  • To help patients become more active participants in solving sleep issues, an online pledge: "I pledge to join the FMS report having NFA in practicing good sleep hygiene and will do my part to raise awareness about the importance of sleep for people with FMS. I understand that I can help improve the quality of my sleep by making just a few simple changes."
  • Merchandise, including posters on sleep hygiene tips, pillows, fleece blankets, teddy bears, ceramic mugs and tea, earplugs, and relaxation CDs.
The NFA has advocated increased research on the inability of patients with FMS to reach deep sleep levels (stage 4) that are critical to muscle healing. In its brochure "Sleep Tips for People With Fibromyalgia," the NFA outlines some key points to increase patients' awareness and to help them make informed decisions:
  • Nonrestorative sleep, insufficient amounts of slow-wave and rapid eye movement (REM)-stage sleep, and other sleep difficulties can intensify pain in persons with FMS, contribute to memory and cognition problems, and increase mood disorders. Consulting with your physician can help you determine the specific problem and appropriate treatment.
  • Sleep medications might include low-dose tricyclic antidepressants and benzodiazepine like medications. New medications and other treatment approaches are being investigated.
  • Five stages of sleep are needed to awaken refreshed and energized: (1) a period of dozing, which provides a transition into light sleep; (2) non-KEM sleep nearly half of it); (3 and 4] slow-wave sleep—the stages of deep non-REM sleep characterized by delta brain waves—when the immune system is recharged, blood pressure is at its lowest, and the pulse is at its slowest; and (5) REM sleep—when dream-ing occurs and pulse, blood pressure, and breathing become irregular. Because many persons with FMS have alpha waves mixed with delta waves, their non-REM sleep is disrupted and nonrestorative.
  • A period of 7 to 9 hours of uninterrupted sleep per night is recommended. Persons with FMS can help themselves achieve this in a variety of ways (see the Box, "Better than counting sheep," below).
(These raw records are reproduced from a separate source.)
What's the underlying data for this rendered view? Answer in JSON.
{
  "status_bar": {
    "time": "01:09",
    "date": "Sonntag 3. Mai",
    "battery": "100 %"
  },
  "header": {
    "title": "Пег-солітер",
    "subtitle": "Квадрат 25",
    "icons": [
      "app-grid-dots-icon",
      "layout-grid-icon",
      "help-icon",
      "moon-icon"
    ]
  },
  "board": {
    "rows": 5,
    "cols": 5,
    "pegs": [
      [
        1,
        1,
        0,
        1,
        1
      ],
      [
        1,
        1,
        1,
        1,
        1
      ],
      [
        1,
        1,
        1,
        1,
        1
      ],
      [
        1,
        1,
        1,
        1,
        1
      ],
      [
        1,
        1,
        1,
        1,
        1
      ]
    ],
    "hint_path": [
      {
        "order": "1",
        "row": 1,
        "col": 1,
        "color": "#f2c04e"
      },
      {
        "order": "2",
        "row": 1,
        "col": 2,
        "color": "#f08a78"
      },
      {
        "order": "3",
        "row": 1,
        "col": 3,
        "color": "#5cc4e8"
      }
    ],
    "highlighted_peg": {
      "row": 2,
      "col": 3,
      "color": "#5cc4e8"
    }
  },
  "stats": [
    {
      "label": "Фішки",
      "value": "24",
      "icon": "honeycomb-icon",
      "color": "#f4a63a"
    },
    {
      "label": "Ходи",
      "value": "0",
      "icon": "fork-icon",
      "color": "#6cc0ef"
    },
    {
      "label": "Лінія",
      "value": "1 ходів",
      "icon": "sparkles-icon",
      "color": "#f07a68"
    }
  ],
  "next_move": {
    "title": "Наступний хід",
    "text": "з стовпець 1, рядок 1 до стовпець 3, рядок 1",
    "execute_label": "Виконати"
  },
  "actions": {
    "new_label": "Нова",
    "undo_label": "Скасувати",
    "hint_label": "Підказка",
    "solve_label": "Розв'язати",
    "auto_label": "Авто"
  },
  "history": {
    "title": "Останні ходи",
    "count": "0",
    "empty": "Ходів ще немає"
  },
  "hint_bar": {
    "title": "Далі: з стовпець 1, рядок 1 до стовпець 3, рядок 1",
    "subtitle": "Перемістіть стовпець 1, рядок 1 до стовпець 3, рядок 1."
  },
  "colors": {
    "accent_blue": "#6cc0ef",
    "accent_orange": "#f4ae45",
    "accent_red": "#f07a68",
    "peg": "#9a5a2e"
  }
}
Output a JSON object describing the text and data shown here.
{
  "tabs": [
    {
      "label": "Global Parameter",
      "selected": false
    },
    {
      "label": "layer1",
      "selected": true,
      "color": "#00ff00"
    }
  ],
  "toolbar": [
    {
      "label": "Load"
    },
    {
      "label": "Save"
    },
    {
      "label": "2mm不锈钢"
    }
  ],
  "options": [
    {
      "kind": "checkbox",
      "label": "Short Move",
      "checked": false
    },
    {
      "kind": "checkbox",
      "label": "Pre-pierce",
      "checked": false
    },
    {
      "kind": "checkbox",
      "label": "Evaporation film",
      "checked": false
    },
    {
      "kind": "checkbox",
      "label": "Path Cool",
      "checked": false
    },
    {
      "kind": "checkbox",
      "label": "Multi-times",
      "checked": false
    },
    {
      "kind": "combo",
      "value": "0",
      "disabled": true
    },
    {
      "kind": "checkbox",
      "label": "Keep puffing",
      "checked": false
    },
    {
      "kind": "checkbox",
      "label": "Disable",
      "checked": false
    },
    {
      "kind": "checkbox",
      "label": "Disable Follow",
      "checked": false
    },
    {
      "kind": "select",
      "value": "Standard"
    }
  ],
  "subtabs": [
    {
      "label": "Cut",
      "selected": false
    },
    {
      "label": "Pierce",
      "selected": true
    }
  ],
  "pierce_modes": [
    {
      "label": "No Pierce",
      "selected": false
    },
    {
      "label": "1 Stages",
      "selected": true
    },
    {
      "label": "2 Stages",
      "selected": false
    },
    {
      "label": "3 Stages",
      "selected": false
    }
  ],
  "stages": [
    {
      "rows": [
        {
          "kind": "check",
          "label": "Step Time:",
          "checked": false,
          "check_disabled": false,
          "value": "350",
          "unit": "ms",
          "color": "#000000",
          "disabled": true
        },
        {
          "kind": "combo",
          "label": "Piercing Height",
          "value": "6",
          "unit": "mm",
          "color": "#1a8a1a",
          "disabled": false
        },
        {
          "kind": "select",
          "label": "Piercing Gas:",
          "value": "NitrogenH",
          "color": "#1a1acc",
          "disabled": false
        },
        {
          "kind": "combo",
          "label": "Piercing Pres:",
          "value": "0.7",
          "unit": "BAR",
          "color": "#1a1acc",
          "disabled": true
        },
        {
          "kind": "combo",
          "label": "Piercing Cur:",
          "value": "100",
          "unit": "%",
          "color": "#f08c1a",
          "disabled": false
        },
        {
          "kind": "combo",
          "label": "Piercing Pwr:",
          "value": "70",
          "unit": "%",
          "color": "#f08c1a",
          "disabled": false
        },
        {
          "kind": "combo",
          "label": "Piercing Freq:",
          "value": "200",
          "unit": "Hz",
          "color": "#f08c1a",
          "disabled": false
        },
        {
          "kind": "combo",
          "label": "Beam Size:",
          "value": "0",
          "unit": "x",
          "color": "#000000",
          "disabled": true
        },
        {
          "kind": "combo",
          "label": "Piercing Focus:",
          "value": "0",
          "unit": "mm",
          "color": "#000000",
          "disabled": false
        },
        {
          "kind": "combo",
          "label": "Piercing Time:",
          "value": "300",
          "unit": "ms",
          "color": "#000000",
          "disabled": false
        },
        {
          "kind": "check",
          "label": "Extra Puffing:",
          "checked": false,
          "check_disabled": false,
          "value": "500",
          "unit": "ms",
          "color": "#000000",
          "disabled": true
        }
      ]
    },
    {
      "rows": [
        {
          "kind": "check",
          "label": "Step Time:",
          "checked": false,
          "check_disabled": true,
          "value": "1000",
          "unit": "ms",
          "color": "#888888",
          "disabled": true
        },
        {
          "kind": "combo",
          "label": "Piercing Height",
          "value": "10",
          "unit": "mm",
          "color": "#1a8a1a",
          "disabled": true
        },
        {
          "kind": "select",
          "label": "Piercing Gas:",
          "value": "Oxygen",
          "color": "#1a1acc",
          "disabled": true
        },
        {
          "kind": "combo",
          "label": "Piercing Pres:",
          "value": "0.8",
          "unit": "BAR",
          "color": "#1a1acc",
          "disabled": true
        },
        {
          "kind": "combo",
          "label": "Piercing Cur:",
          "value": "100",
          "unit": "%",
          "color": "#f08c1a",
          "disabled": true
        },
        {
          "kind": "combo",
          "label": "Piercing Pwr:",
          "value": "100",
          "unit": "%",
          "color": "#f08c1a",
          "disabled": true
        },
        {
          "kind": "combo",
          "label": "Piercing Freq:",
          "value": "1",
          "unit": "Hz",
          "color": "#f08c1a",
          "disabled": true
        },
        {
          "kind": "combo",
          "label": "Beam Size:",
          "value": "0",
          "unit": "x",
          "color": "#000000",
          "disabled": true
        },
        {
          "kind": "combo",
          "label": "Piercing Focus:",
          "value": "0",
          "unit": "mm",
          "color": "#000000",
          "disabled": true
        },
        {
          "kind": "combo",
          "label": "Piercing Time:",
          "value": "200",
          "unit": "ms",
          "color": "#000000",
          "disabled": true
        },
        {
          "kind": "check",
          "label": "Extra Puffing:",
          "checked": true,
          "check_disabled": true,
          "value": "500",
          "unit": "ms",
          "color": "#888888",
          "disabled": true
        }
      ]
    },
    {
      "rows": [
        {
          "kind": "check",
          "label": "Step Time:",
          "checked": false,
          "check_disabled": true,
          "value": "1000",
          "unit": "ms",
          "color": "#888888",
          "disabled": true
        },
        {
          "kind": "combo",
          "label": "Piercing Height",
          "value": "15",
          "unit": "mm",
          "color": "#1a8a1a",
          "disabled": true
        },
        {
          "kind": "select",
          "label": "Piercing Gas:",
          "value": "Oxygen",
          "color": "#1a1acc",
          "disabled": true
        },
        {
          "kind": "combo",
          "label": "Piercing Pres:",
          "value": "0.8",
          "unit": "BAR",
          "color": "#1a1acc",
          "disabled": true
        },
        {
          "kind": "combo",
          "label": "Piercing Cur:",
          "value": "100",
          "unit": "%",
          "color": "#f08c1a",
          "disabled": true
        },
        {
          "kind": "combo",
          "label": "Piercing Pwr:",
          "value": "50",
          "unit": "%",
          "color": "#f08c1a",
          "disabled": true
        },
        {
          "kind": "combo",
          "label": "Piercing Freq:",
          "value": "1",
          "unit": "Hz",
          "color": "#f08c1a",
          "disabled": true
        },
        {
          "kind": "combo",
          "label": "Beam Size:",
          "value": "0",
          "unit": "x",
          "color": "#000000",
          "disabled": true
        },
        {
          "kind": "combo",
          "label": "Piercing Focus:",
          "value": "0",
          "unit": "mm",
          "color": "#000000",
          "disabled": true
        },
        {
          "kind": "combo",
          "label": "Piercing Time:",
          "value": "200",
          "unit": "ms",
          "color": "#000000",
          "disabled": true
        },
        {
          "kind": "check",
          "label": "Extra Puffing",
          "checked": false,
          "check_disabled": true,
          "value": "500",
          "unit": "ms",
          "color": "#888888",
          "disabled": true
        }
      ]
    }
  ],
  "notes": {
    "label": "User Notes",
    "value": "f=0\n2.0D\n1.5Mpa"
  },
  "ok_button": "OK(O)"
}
For more information on the "Sweet Dreams" campaign or other NFA resources, visit the NFA Web site at
www.FMAware.org. Or, contact the organization at National Fibromyalgia Association, 2200 N Glassell St, Suite A, Orange, CA 92865; telephone: (714) 921-0150; fax:(714)921-6920.

Better than counting sheep In its efforts to help persons with fibromyalgia syn-minimize sleep disorders and disturbances, anal Fibromyalgia Association offers the following recommendations:
  • Discuss sleep difficulties with your physician.
  • Arrange your bidding surface to maximize comfort, especially if pains keeps you awake
  • Maintain a consistent Sleep routine: go to bed and arise at the same times every day.
  • Avoid excessive light exposure in the evenings and do not turn lights on if you need to get out of bed during the night.
  • Exercise—in the morning or early afternoon. In preparing for sleep, take a warm bath to help you relax and cool down afterwards.
  • "Avoid caffeine, alcoholic beverages, and other alcoholic drinks, especially in the hours before bedtime.
  • Eat small amounts of cheese or nuts high in calcium and protein to promote sleep.
  • . Avoid allowing pets on your bed, because they Often move around during the night and create disturbances that wake you up.
  • To fall back asleep when you get out of bed during the night, climb back in and assume the same position you were lying in.
  • To maintain tranquility in your bedroom, avoid bringing in a computer and having intense discussions in bed.
  • If you experience difficulty in falling asleep, get out of bed, keep the room dark, and avoid activity that will stimulate your mind.
  • Avoid naps or limit them to less than 30 minutes to minimize difficulty in falling asleep at night.
 You can find more information about Fibromyalgia by clicking the link below:
http://www.rheumatology.org/public/factsheets/fibromya_new.asp?aud=pat
References:
Journal of Musculoskeletal medicine feb 2007, National Fibromyalgia Association, 2200 N Glassell St, Suite A, Orange, CA 92865; telephone: (714) 921-0150; fax:(714)921-6920, www.FMAware.org.